=== Section Start ===
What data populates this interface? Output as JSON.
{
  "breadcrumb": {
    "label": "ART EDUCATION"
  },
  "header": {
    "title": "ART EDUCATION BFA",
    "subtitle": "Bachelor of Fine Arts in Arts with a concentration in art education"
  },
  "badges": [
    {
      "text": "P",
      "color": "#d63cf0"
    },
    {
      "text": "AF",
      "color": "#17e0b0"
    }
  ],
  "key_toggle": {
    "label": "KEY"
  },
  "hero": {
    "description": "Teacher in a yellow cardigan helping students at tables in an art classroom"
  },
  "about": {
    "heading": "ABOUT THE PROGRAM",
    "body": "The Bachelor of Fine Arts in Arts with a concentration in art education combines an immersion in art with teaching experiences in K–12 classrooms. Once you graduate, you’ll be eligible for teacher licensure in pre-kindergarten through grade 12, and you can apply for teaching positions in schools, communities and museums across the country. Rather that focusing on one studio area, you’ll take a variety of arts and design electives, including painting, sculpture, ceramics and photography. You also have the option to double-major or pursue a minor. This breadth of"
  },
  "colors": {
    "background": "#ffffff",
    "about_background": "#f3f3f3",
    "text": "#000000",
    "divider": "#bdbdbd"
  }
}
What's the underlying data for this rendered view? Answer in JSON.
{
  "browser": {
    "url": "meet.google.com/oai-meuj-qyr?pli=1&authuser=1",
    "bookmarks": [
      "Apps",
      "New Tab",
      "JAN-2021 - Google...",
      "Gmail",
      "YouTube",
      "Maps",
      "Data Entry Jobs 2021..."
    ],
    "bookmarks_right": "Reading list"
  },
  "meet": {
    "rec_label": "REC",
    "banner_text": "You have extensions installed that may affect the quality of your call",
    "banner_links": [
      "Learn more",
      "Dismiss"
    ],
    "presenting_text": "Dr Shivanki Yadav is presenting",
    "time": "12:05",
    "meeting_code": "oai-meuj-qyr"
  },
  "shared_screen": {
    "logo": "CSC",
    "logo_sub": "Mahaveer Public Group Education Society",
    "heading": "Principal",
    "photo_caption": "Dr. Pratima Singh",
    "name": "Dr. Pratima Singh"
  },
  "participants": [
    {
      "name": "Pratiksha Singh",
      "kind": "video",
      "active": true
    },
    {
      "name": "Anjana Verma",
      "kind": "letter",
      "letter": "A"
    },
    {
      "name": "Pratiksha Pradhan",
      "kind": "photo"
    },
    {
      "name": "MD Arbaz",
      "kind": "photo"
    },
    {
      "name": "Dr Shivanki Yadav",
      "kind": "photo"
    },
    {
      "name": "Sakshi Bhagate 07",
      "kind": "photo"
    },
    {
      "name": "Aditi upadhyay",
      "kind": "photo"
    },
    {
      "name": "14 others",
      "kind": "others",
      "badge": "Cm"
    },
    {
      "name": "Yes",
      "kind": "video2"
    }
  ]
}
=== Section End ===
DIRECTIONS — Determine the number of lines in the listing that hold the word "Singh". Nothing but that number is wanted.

ANSWER FOR THE TASK — 3